Practitioner Margaret Smith. (Doc. 48-1, Medical
Record). Plaintiff reported the following:
Plaintiff stated that he had something in his eye last night.
Stated he kept rubbing it. He stated that he was getting
discharge. Plaintiff stated that he also looks like he has
something in eye. Plaintiff stated his sight is fine. He also
stated it was scratchy, but had little discharge from that
Id. Plaintiff was assessed as having conjunctivitis,
conjunctival irritation. Id. He was then given
Natural Tears and Polymyxin eye drops, to place in his right
eye for five days, was instructed to try not to touch it and
to follow-up in five days. Id.
October 5, 2015, at 8:54 a.m., Plaintiff was again seen by
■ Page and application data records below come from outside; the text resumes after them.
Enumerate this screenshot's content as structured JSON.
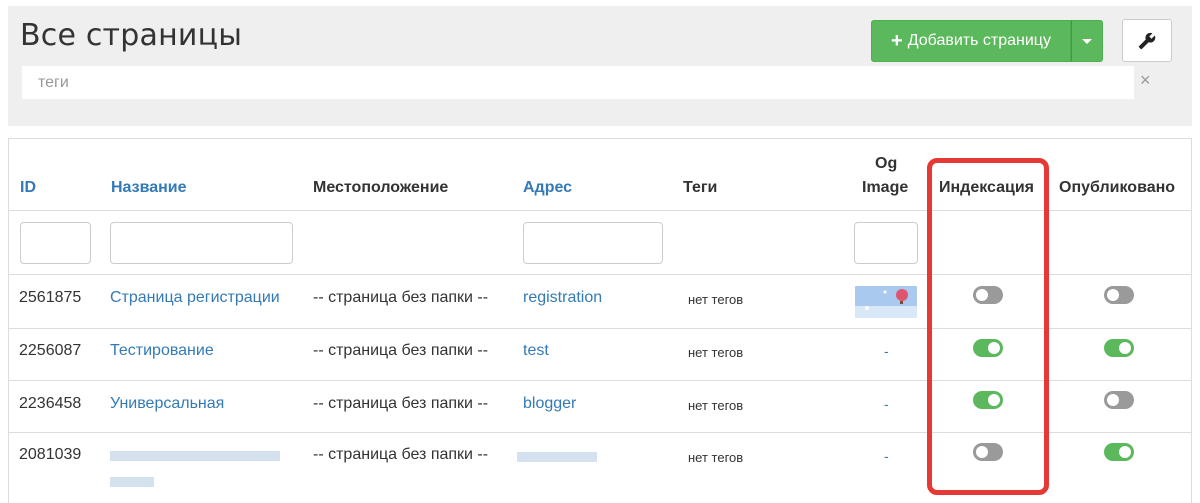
{
  "header": {
    "title": "Все страницы",
    "add_button_label": "Добавить страницу",
    "tags_placeholder": "теги",
    "clear_symbol": "×"
  },
  "table": {
    "columns": {
      "id": "ID",
      "name": "Название",
      "location": "Местоположение",
      "address": "Адрес",
      "tags": "Теги",
      "og_line1": "Og",
      "og_line2": "Image",
      "indexing": "Индексация",
      "published": "Опубликовано"
    },
    "rows": [
      {
        "id": "2561875",
        "name": "Страница регистрации",
        "location": "-- страница без папки --",
        "address": "registration",
        "tags": "нет тегов",
        "og_image": "balloon-thumbnail",
        "indexing": false,
        "published": false
      },
      {
        "id": "2256087",
        "name": "Тестирование",
        "location": "-- страница без папки --",
        "address": "test",
        "tags": "нет тегов",
        "og_image": "-",
        "indexing": true,
        "published": true
      },
      {
        "id": "2236458",
        "name": "Универсальная",
        "location": "-- страница без папки --",
        "address": "blogger",
        "tags": "нет тегов",
        "og_image": "-",
        "indexing": true,
        "published": false
      },
      {
        "id": "2081039",
        "name": "",
        "location": "-- страница без папки --",
        "address": "",
        "tags": "нет тегов",
        "og_image": "-",
        "indexing": false,
        "published": true
      }
    ]
  },
  "colors": {
    "accent_green": "#5cb85c",
    "link_blue": "#337ab7",
    "highlight_red": "#e53935",
    "toggle_off": "#9a9a9a"
  },
  "icons": {
    "plus": "plus-icon",
    "caret": "caret-down-icon",
    "settings": "wrench-icon",
    "clear": "close-icon"
  }
}
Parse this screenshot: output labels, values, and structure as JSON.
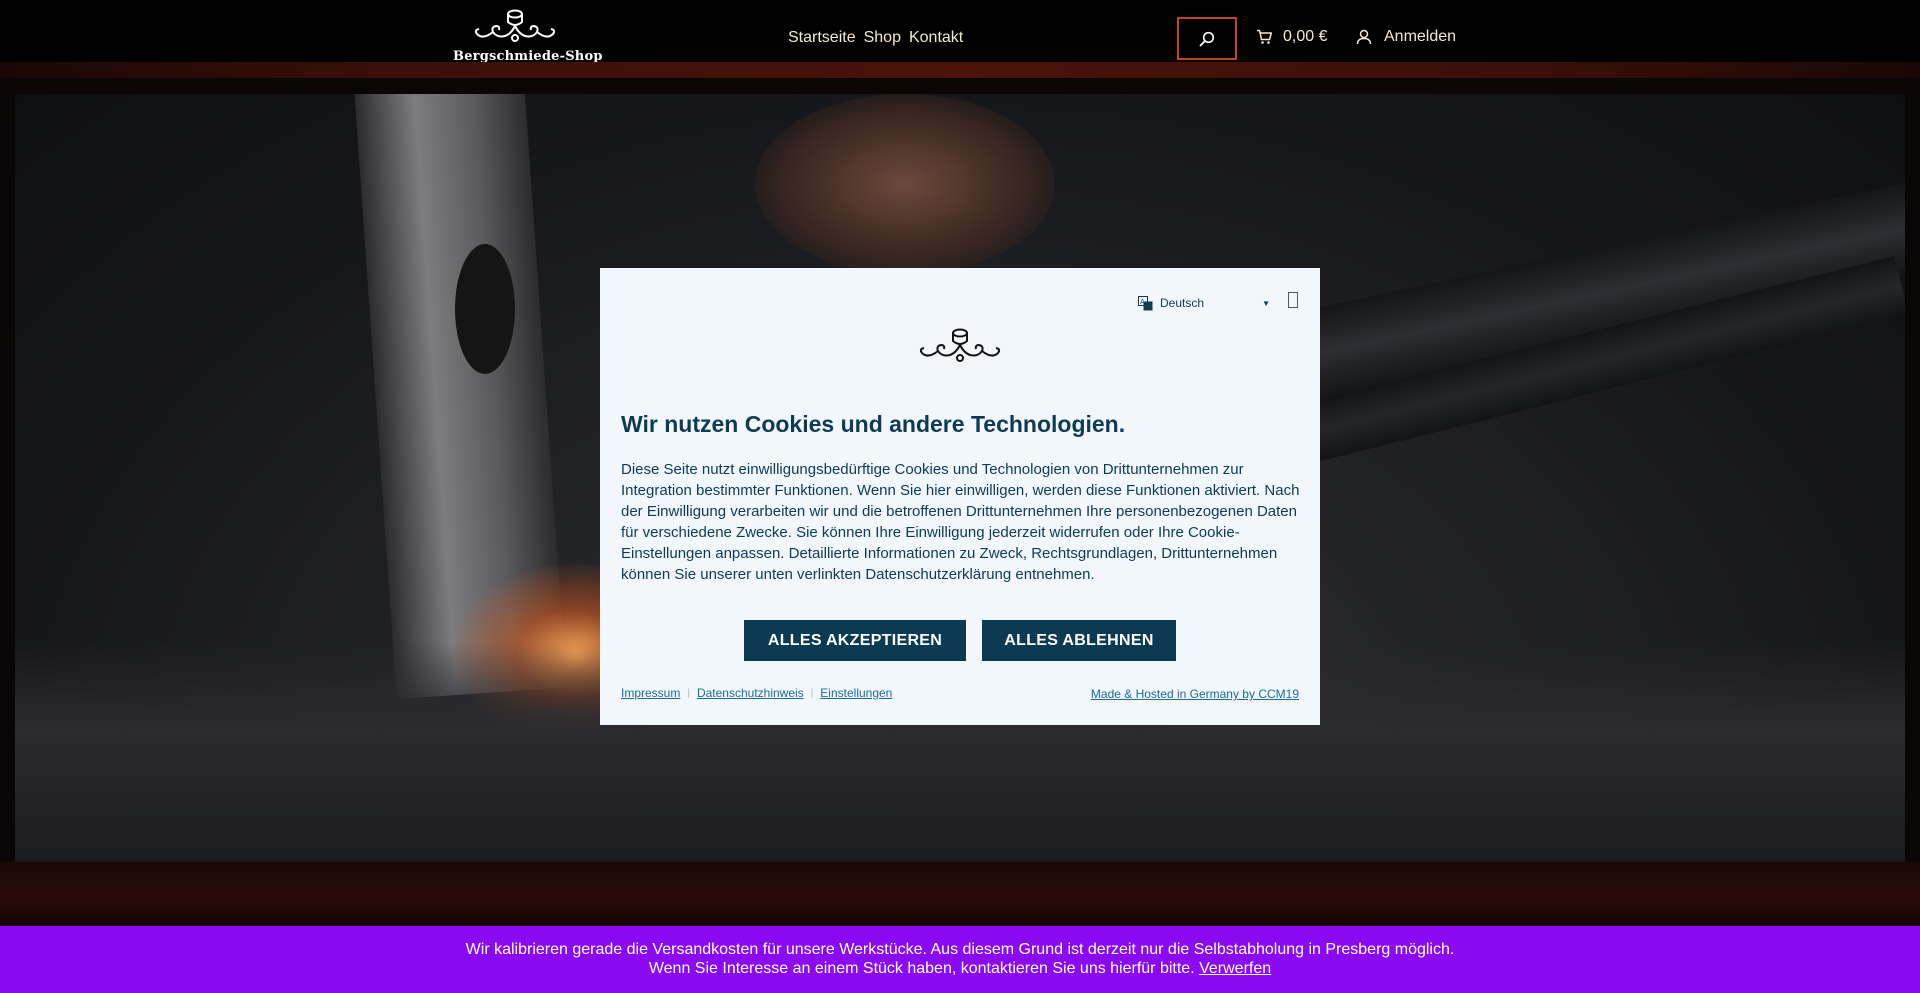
{
  "header": {
    "logo_text": "Bergschmiede-Shop",
    "nav": [
      {
        "label": "Startseite"
      },
      {
        "label": "Shop"
      },
      {
        "label": "Kontakt"
      }
    ],
    "cart_total": "0,00 €",
    "login_label": "Anmelden",
    "search_border_color": "#c2452a"
  },
  "cookie_modal": {
    "language": "Deutsch",
    "title": "Wir nutzen Cookies und andere Technologien.",
    "body": "Diese Seite nutzt einwilligungsbedürftige Cookies und Technologien von Drittunternehmen zur Integration bestimmter Funktionen. Wenn Sie hier einwilligen, werden diese Funktionen aktiviert. Nach der Einwilligung verarbeiten wir und die betroffenen Drittunternehmen Ihre personenbezogenen Daten für verschiedene Zwecke. Sie können Ihre Einwilligung jederzeit widerrufen oder Ihre Cookie-Einstellungen anpassen. Detaillierte Informationen zu Zweck, Rechtsgrundlagen, Drittunternehmen können Sie unserer unten verlinkten Datenschutzerklärung entnehmen.",
    "accept_label": "ALLES AKZEPTIEREN",
    "reject_label": "ALLES ABLEHNEN",
    "links": [
      {
        "label": "Impressum"
      },
      {
        "label": "Datenschutzhinweis"
      },
      {
        "label": "Einstellungen"
      }
    ],
    "made_by": "Made & Hosted in Germany by CCM19",
    "button_color": "#0c3a52"
  },
  "notice": {
    "line1": "Wir kalibrieren gerade die Versandkosten für unsere Werkstücke. Aus diesem Grund ist derzeit nur die Selbstabholung in Presberg möglich.",
    "line2": "Wenn Sie Interesse an einem Stück haben, kontaktieren Sie uns hierfür bitte.",
    "dismiss_label": "Verwerfen",
    "background_color": "#8a0bf2"
  },
  "icons": {
    "search": "search-icon",
    "cart": "cart-icon",
    "user": "user-icon",
    "language": "language-icon",
    "close": "close-icon"
  }
}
Nurse Practitioner Smith for his follow-up. Id.
Plaintiff reported that he “believes from touching it
now has conjunctivitis.” Id. He started using
Polytrim drops and stated “it is improved now”
with “slight amount of drainage.” Id.
Plaintiff was assessed as having conjunctivitis and was
directed to continue Polytrim drops as ordered and to
follow-up in seven days.” Id.
October 12, 2015, at 10:05 a.m., Plaintiff was seen for his
follow-up by Physicians Assistant Sandra L. Sackett.
Id. Plaintiff reported the he “has redden
conjunctiva for several weeks, was given natural tears and no
relief, then ordered ab ointment and still no relief, now he
is almost 1 month and still burning and stinging.”
Id. Plaintiff was assessed with “redden
conjunctiva swollen lids.” Id. He was directed
to be seen in the afternoon, for a follow-up, by Dr. Bene.
October 12, 2015, Plaintiff was seen by Dr. Bene at the York
Eye Institute. (Doc. 44 at 25). Dr. Bene's
report to York County Prison reveals the following:
Jason Eddington presents with red painful OU with burning and
swelling and blurred vision for about 2 wks. Since getting a